(Element data from apps and pages):
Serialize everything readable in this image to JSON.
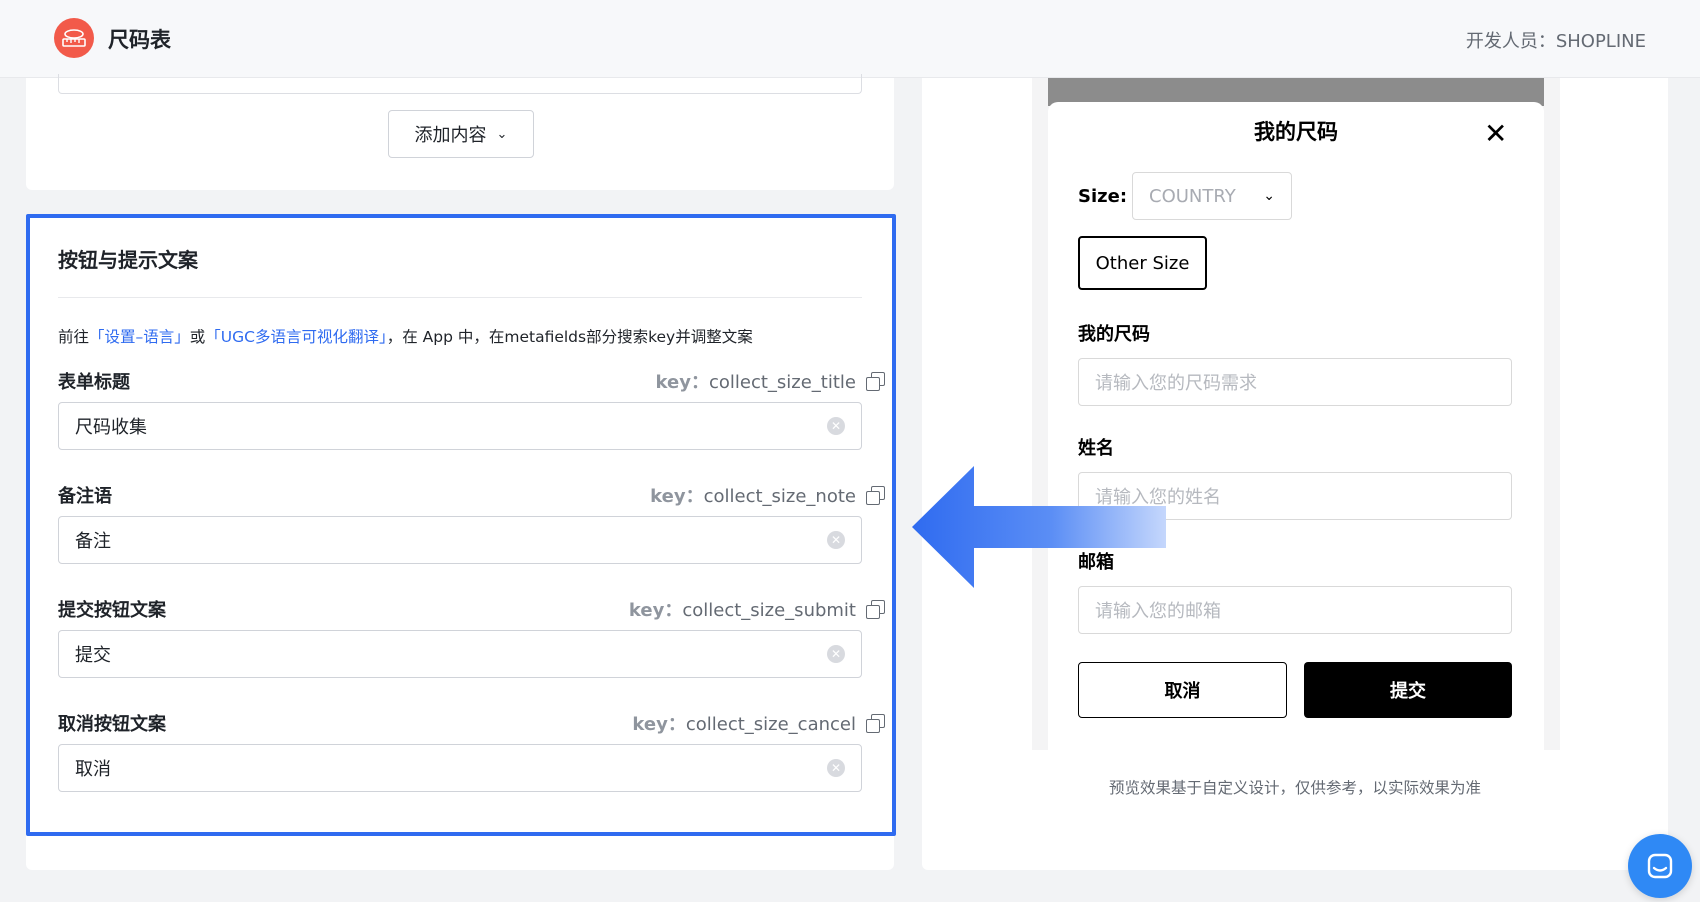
{
  "header": {
    "app_title": "尺码表",
    "developer": "开发人员：SHOPLINE"
  },
  "left": {
    "add_content_label": "添加内容",
    "section_title": "按钮与提示文案",
    "hint": {
      "prefix": "前往",
      "link1": "「设置–语言」",
      "middle": "或",
      "link2": "「UGC多语言可视化翻译」",
      "suffix": "，在 App 中，在metafields部分搜索key并调整文案"
    },
    "key_prefix": "key：",
    "fields": [
      {
        "label": "表单标题",
        "key": "collect_size_title",
        "value": "尺码收集"
      },
      {
        "label": "备注语",
        "key": "collect_size_note",
        "value": "备注"
      },
      {
        "label": "提交按钮文案",
        "key": "collect_size_submit",
        "value": "提交"
      },
      {
        "label": "取消按钮文案",
        "key": "collect_size_cancel",
        "value": "取消"
      }
    ]
  },
  "preview": {
    "modal_title": "我的尺码",
    "size_label": "Size:",
    "size_select_value": "COUNTRY",
    "other_size": "Other Size",
    "my_size_label": "我的尺码",
    "my_size_placeholder": "请输入您的尺码需求",
    "name_label": "姓名",
    "name_placeholder": "请输入您的姓名",
    "email_label": "邮箱",
    "email_placeholder": "请输入您的邮箱",
    "cancel": "取消",
    "submit": "提交",
    "note": "预览效果基于自定义设计，仅供参考，以实际效果为准"
  },
  "colors": {
    "accent": "#2f6bf0",
    "logo": "#f25a4a",
    "chat": "#2f89f5"
  }
}
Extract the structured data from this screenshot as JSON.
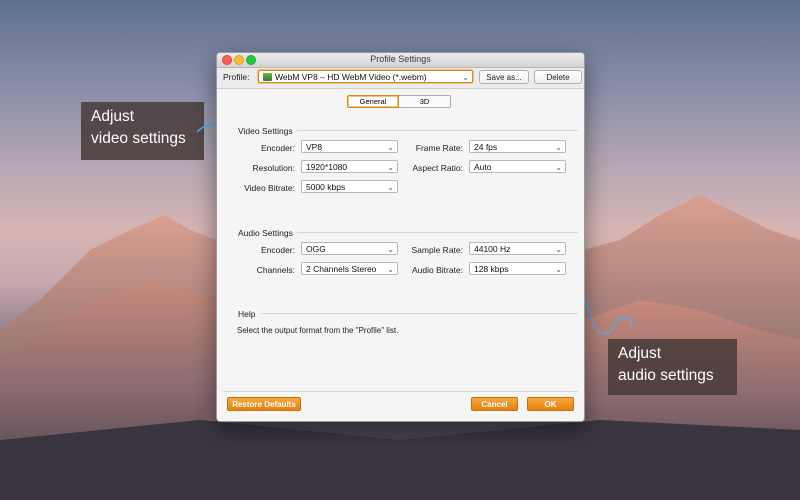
{
  "window": {
    "title": "Profile Settings"
  },
  "profile": {
    "label": "Profile:",
    "value": "WebM VP8 – HD WebM Video (*.webm)",
    "save_as": "Save as...",
    "delete": "Delete"
  },
  "tabs": [
    {
      "label": "General",
      "active": true
    },
    {
      "label": "3D",
      "active": false
    }
  ],
  "video": {
    "title": "Video Settings",
    "encoder_label": "Encoder:",
    "encoder_value": "VP8",
    "resolution_label": "Resolution:",
    "resolution_value": "1920*1080",
    "bitrate_label": "Video Bitrate:",
    "bitrate_value": "5000 kbps",
    "framerate_label": "Frame Rate:",
    "framerate_value": "24 fps",
    "aspect_label": "Aspect Ratio:",
    "aspect_value": "Auto"
  },
  "audio": {
    "title": "Audio Settings",
    "encoder_label": "Encoder:",
    "encoder_value": "OGG",
    "channels_label": "Channels:",
    "channels_value": "2 Channels Stereo",
    "samplerate_label": "Sample Rate:",
    "samplerate_value": "44100 Hz",
    "bitrate_label": "Audio Bitrate:",
    "bitrate_value": "128 kbps"
  },
  "help": {
    "title": "Help",
    "text": "Select the output format from the \"Profile\" list."
  },
  "footer": {
    "restore": "Restore Defaults",
    "cancel": "Cancel",
    "ok": "OK"
  },
  "callouts": {
    "video": [
      "Adjust",
      "video settings"
    ],
    "audio": [
      "Adjust",
      "audio settings"
    ]
  },
  "colors": {
    "accent": "#e8861a",
    "arrow": "#5aa8e6",
    "callout_bg": "#463a38"
  }
}
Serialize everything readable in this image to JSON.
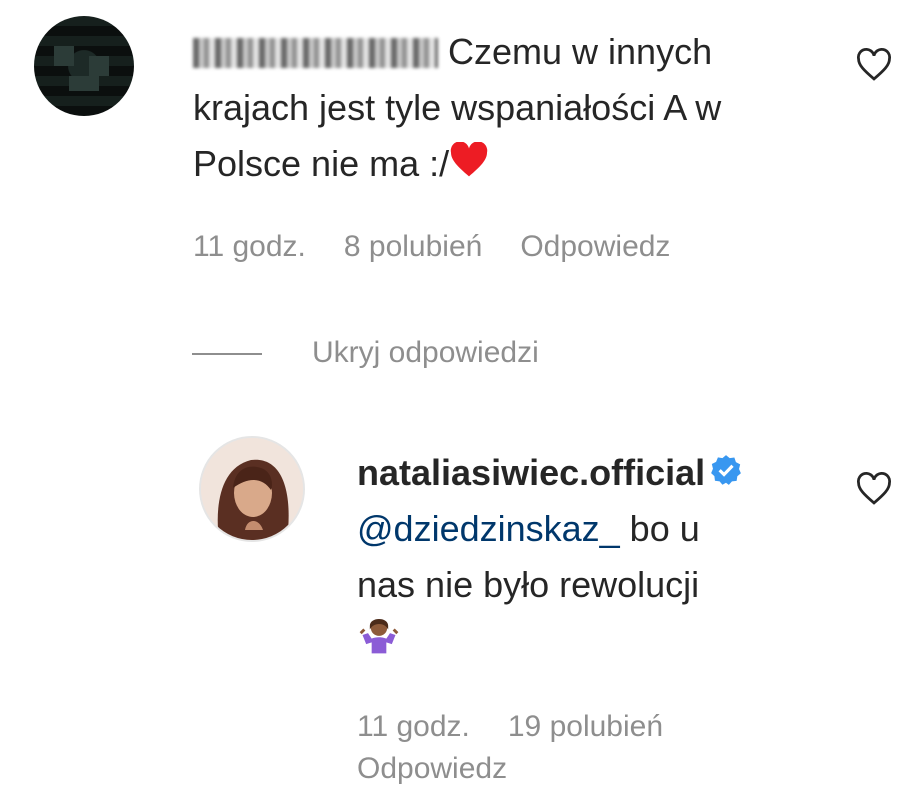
{
  "comment": {
    "username_blurred": "d••••••_",
    "text": "Czemu w innych krajach jest tyle wspaniałości A w Polsce nie ma :/",
    "emoji": "red-heart",
    "time": "11 godz.",
    "likes": "8 polubień",
    "reply_label": "Odpowiedz"
  },
  "toggle_replies": "Ukryj odpowiedzi",
  "reply": {
    "username": "nataliasiwiec.official",
    "mention": "@dziedzinskaz_",
    "text_part1": " bo u",
    "text_part2": "nas nie było rewolucji",
    "emoji": "person-shrugging",
    "time": "11 godz.",
    "likes": "19 polubień",
    "reply_label": "Odpowiedz"
  },
  "colors": {
    "text": "#262626",
    "secondary": "#8e8e8e",
    "mention": "#00376b",
    "verified": "#3897f0",
    "heart": "#ed1c24"
  }
}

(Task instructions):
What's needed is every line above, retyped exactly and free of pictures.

(Your solution):
Serialize everything readable in this image to JSON.
{
  "header": {
    "app_title": "尺码表",
    "developer": "开发人员：SHOPLINE"
  },
  "left": {
    "add_content_label": "添加内容",
    "section_title": "按钮与提示文案",
    "hint": {
      "prefix": "前往",
      "link1": "「设置–语言」",
      "middle": "或",
      "link2": "「UGC多语言可视化翻译」",
      "suffix": "，在 App 中，在metafields部分搜索key并调整文案"
    },
    "key_prefix": "key：",
    "fields": [
      {
        "label": "表单标题",
        "key": "collect_size_title",
        "value": "尺码收集"
      },
      {
        "label": "备注语",
        "key": "collect_size_note",
        "value": "备注"
      },
      {
        "label": "提交按钮文案",
        "key": "collect_size_submit",
        "value": "提交"
      },
      {
        "label": "取消按钮文案",
        "key": "collect_size_cancel",
        "value": "取消"
      }
    ]
  },
  "preview": {
    "modal_title": "我的尺码",
    "size_label": "Size:",
    "size_select_value": "COUNTRY",
    "other_size": "Other Size",
    "my_size_label": "我的尺码",
    "my_size_placeholder": "请输入您的尺码需求",
    "name_label": "姓名",
    "name_placeholder": "请输入您的姓名",
    "email_label": "邮箱",
    "email_placeholder": "请输入您的邮箱",
    "cancel": "取消",
    "submit": "提交",
    "note": "预览效果基于自定义设计，仅供参考，以实际效果为准"
  },
  "colors": {
    "accent": "#2f6bf0",
    "logo": "#f25a4a",
    "chat": "#2f89f5"
  }
}
Extract the structured data from this screenshot as JSON.
{
  "window": {
    "title": "Profile Settings"
  },
  "profile": {
    "label": "Profile:",
    "value": "WebM VP8 – HD WebM Video (*.webm)",
    "save_as": "Save as...",
    "delete": "Delete"
  },
  "tabs": [
    {
      "label": "General",
      "active": true
    },
    {
      "label": "3D",
      "active": false
    }
  ],
  "video": {
    "title": "Video Settings",
    "encoder_label": "Encoder:",
    "encoder_value": "VP8",
    "resolution_label": "Resolution:",
    "resolution_value": "1920*1080",
    "bitrate_label": "Video Bitrate:",
    "bitrate_value": "5000 kbps",
    "framerate_label": "Frame Rate:",
    "framerate_value": "24 fps",
    "aspect_label": "Aspect Ratio:",
    "aspect_value": "Auto"
  },
  "audio": {
    "title": "Audio Settings",
    "encoder_label": "Encoder:",
    "encoder_value": "OGG",
    "channels_label": "Channels:",
    "channels_value": "2 Channels Stereo",
    "samplerate_label": "Sample Rate:",
    "samplerate_value": "44100 Hz",
    "bitrate_label": "Audio Bitrate:",
    "bitrate_value": "128 kbps"
  },
  "help": {
    "title": "Help",
    "text": "Select the output format from the \"Profile\" list."
  },
  "footer": {
    "restore": "Restore Defaults",
    "cancel": "Cancel",
    "ok": "OK"
  },
  "callouts": {
    "video": [
      "Adjust",
      "video settings"
    ],
    "audio": [
      "Adjust",
      "audio settings"
    ]
  },
  "colors": {
    "accent": "#e8861a",
    "arrow": "#5aa8e6",
    "callout_bg": "#463a38"
  }
}
Serialize everything readable in this image to JSON.
{
  "comment": {
    "username_blurred": "d••••••_",
    "text": "Czemu w innych krajach jest tyle wspaniałości A w Polsce nie ma :/",
    "emoji": "red-heart",
    "time": "11 godz.",
    "likes": "8 polubień",
    "reply_label": "Odpowiedz"
  },
  "toggle_replies": "Ukryj odpowiedzi",
  "reply": {
    "username": "nataliasiwiec.official",
    "mention": "@dziedzinskaz_",
    "text_part1": " bo u",
    "text_part2": "nas nie było rewolucji",
    "emoji": "person-shrugging",
    "time": "11 godz.",
    "likes": "19 polubień",
    "reply_label": "Odpowiedz"
  },
  "colors": {
    "text": "#262626",
    "secondary": "#8e8e8e",
    "mention": "#00376b",
    "verified": "#3897f0",
    "heart": "#ed1c24"
  }
}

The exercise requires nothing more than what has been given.